The Color of COVID

5-16

Color

March 26, 2020

Scarlet: The color of the bubbles that are blooming all over the Johns Hopkins COVID-19 Map. At the beginning they were all islands, the space between them waiting in gray, but now they have expanded. Overlapping circles produce crescents of varying intensities. Scarlet overlays scarlet on my screen.

Blue: The color Joni Mitchell dedicated “Blue” to, an album I listened to today. My cat watched as I picked up a dusty guitar that I usually don’t have time to play and plunked out one of my favorites.

App-Store-Blue: The color of Zoom’s application icon, which is bobbing at the bottom of my screen, reminding me it is my only conduit to the world outside my apartment.

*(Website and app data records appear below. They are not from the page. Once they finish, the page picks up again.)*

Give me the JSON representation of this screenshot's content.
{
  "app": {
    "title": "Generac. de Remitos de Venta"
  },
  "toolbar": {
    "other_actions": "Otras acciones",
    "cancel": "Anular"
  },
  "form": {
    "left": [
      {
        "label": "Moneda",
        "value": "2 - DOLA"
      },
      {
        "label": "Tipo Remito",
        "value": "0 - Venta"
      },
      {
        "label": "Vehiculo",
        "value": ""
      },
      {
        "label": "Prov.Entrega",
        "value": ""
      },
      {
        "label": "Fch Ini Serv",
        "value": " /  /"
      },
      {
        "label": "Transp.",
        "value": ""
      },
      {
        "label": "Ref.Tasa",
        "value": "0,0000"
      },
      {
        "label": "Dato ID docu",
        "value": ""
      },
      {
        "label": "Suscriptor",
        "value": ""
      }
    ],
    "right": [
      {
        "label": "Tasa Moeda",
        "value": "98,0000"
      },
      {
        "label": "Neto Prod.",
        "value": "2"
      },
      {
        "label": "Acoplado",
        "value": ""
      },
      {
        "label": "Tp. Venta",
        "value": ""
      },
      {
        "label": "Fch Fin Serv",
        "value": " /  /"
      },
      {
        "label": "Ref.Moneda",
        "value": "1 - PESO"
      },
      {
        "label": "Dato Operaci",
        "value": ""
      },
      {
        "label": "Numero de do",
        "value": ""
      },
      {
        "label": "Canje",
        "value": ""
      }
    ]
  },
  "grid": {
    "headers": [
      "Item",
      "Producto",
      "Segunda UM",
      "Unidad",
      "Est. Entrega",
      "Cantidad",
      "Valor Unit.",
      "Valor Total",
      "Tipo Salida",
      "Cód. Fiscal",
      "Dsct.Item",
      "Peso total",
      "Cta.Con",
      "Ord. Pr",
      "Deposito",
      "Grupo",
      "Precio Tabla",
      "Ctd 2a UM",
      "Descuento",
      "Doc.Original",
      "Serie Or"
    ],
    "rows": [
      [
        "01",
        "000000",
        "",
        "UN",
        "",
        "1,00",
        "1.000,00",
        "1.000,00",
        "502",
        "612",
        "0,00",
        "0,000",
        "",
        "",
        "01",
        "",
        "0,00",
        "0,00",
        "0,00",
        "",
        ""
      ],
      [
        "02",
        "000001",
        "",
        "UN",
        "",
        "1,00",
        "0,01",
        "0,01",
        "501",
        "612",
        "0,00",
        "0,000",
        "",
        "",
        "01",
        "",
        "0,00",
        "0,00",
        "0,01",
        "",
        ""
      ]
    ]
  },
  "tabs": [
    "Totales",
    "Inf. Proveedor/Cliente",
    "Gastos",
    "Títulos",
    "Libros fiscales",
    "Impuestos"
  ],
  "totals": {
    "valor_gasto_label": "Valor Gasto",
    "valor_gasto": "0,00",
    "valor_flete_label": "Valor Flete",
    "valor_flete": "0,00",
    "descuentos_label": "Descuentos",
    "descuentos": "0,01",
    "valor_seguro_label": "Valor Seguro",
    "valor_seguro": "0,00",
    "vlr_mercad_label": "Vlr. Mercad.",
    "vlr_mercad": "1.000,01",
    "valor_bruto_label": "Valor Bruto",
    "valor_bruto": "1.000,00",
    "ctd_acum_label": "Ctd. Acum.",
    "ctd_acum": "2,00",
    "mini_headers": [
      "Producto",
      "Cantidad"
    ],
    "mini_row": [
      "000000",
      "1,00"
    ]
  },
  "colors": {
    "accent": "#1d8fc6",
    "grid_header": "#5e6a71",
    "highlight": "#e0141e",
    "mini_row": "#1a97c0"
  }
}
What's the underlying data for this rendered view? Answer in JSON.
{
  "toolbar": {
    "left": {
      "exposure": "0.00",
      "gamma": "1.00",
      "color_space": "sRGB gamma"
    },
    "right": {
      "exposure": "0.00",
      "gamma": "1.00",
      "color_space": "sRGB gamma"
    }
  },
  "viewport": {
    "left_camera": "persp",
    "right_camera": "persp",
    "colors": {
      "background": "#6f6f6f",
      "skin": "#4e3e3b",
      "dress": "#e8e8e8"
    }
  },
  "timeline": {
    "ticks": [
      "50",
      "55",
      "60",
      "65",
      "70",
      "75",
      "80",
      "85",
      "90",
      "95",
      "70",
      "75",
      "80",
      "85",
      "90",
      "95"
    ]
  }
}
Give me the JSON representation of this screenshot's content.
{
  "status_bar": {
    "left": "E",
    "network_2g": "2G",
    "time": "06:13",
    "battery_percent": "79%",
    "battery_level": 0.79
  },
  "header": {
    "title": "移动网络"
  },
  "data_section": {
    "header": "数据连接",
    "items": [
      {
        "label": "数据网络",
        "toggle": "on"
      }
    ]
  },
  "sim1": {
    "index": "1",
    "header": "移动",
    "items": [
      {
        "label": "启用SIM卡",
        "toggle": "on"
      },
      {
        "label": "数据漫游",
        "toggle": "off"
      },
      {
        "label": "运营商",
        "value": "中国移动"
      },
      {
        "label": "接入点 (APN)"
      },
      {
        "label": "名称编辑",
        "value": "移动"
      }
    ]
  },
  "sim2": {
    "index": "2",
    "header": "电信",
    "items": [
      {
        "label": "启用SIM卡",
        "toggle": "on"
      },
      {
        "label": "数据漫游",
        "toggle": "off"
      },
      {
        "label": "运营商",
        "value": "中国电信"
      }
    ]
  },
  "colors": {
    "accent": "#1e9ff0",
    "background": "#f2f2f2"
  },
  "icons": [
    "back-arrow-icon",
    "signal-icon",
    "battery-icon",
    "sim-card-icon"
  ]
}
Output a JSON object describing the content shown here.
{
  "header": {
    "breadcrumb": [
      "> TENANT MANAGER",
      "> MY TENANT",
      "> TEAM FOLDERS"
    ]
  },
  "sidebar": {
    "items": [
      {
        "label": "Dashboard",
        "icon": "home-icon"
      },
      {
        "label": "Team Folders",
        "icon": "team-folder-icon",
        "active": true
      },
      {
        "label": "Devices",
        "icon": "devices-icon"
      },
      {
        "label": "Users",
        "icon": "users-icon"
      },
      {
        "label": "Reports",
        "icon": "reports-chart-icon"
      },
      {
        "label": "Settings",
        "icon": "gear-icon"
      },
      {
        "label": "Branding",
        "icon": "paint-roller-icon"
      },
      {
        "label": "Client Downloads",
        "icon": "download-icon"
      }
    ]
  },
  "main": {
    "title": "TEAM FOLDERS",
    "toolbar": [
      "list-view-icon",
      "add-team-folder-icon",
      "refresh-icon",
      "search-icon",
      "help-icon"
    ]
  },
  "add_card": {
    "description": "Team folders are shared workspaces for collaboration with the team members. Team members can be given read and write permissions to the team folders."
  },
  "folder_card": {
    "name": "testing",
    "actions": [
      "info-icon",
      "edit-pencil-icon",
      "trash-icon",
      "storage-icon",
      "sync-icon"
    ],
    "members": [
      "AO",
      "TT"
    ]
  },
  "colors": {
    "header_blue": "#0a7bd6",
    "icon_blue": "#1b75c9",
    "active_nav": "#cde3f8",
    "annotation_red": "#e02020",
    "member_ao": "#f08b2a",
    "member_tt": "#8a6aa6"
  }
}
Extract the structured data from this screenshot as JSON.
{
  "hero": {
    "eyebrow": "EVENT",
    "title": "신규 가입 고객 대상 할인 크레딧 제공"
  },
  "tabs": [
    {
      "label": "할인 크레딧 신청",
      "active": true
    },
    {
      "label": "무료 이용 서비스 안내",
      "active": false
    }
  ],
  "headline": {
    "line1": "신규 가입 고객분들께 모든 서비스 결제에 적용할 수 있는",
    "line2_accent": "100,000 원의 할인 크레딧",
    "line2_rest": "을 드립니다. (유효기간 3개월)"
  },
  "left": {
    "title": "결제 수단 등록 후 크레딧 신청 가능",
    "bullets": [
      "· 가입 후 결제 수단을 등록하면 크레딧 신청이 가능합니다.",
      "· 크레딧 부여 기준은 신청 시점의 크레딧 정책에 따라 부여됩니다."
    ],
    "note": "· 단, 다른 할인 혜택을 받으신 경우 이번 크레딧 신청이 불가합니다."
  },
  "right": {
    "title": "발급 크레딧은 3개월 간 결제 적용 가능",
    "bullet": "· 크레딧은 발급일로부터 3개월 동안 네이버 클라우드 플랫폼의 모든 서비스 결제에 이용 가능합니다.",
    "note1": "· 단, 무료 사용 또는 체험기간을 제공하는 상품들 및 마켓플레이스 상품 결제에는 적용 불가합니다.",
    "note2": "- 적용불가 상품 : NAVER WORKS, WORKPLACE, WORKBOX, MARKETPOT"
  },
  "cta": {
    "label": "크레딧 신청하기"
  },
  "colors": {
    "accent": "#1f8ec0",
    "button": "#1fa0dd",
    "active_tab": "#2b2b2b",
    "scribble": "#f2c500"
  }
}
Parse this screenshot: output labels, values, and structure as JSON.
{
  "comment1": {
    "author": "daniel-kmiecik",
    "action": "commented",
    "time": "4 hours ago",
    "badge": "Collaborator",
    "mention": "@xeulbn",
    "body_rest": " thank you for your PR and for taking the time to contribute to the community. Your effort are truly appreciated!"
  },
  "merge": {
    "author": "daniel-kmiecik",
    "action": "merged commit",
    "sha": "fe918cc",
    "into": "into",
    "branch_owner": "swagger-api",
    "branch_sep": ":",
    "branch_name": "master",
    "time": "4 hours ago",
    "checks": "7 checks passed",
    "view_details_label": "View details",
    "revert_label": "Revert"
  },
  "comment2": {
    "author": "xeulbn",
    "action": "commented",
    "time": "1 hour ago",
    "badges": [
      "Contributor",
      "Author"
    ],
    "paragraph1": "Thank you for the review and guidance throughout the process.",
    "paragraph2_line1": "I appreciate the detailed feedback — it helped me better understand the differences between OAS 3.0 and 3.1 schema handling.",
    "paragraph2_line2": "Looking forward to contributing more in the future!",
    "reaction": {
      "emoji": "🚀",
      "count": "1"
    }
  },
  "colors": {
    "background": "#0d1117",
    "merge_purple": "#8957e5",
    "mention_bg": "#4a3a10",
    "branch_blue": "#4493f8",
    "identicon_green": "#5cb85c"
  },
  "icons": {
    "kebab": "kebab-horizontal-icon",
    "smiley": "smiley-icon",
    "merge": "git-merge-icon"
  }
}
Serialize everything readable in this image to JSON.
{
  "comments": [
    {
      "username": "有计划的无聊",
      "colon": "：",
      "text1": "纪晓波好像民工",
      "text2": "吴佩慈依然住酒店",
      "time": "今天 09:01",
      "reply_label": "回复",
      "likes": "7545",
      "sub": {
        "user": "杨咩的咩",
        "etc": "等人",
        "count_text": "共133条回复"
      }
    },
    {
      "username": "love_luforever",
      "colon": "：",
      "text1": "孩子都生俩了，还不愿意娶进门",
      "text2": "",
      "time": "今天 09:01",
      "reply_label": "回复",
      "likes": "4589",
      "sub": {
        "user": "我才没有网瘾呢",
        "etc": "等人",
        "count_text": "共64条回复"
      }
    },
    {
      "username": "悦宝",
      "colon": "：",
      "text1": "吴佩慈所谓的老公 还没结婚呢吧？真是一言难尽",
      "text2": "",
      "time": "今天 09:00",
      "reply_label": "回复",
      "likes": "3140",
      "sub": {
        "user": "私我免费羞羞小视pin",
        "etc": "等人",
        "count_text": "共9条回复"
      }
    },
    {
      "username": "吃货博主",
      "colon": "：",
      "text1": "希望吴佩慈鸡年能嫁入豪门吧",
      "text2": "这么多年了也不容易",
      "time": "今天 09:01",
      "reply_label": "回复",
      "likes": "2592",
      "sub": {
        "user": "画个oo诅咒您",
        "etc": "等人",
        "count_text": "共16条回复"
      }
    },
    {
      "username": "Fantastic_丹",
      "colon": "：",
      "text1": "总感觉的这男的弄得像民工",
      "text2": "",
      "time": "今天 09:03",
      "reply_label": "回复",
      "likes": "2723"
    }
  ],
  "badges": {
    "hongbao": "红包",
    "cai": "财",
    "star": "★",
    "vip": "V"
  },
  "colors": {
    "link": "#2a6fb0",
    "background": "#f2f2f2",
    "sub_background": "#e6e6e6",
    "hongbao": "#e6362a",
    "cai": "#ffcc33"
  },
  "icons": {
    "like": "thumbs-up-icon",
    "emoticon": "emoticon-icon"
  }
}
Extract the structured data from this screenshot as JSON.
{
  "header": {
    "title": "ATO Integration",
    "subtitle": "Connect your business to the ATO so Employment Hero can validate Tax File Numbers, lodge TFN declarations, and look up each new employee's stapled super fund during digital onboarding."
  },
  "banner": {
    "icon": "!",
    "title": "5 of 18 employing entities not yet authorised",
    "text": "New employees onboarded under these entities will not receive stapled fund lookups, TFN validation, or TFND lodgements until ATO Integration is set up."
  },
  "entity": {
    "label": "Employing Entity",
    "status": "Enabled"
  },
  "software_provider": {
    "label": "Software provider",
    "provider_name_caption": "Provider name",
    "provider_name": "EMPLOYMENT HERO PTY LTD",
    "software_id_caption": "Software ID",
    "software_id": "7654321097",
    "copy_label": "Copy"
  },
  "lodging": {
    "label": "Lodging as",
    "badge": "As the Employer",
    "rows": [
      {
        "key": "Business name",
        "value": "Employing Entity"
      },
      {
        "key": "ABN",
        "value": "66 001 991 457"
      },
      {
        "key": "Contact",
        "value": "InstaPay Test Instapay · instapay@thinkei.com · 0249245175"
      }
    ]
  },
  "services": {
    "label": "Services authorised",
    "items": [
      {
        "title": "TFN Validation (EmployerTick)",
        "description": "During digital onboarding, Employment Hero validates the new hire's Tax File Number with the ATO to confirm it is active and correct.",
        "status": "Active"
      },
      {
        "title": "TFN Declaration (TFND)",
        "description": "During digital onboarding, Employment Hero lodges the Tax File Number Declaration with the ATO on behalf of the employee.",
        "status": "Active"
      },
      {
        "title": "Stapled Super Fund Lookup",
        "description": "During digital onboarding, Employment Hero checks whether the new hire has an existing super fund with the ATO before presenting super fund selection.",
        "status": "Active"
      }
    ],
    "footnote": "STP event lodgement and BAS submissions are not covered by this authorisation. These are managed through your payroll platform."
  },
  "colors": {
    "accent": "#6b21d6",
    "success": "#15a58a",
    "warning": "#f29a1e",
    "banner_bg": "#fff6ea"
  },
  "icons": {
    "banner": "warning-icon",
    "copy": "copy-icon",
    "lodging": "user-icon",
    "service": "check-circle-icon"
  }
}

Taupe: The hue of my coffee, which I drink before going nowhere, stirring up feelings of normalcy.

Seafoam Green: The color of the small bottle of Purell I’ve been keeping in my coat pocket. Until now I tried not to use the stuff. I figured most microbes were good, like the ones that live in our gut or make bread rise or beer fizz. What I mean to say, I guess, is that I still think most of what Purell kills is worth keeping around, and that I’m scared of how sterile life is rapidly becoming.

Dusty White: The color of N95 masks. My dad sent me a handful of them loose in a shipping envelope. The smell reminds me of Building Project, the relief that I felt when summer came last year, how I would find them stuffed into the pockets of my jeans when I did laundry, coated in construction chalk and dirt.

Red: The color of so many media company logos. I’ve watched less Netflix than I might have hoped and more CNN. Red marquees cross the screen with a deluge of information so hard to keep up with that I have taken to knitting when I’m too saturated to take any more. Each row feels like the expulsion of some small portion of my anxiety. When I’m done, I will have a shirt: a wearable testament to my unease.

Butter Yellow: The color of the unknowing daffodils that are poking up out of the ground in expectation of April, soon to be devastated when we do not celebrate their arrival by huddling together on the steps of Rudolph Hall sipping iced coffees
this year.

Bright Green: The color of FaceTime’s accept button. I’ve talked to more of my friends in the last couple of weeks than I have since I got to YSoA. Nothing has changed about the distances between most of us. None of them are architects, but all are very curious how we could possibly finish the semester remotely. Today Erika asked, “how can you study space through a computer? They
flatten everything.”

Brownish-Red: The color of the brick wall that makes up half of the view out of the window next to my makeshift studio space, which is also my partner’s desk, which is also our dining room table. The other half is a busy parking lot within which there are cars mysteriously pulling in and out, construction workers coming and going and squirrels chasing one another up and down trees. The brick wall, on the other hand, is the same almost all the time.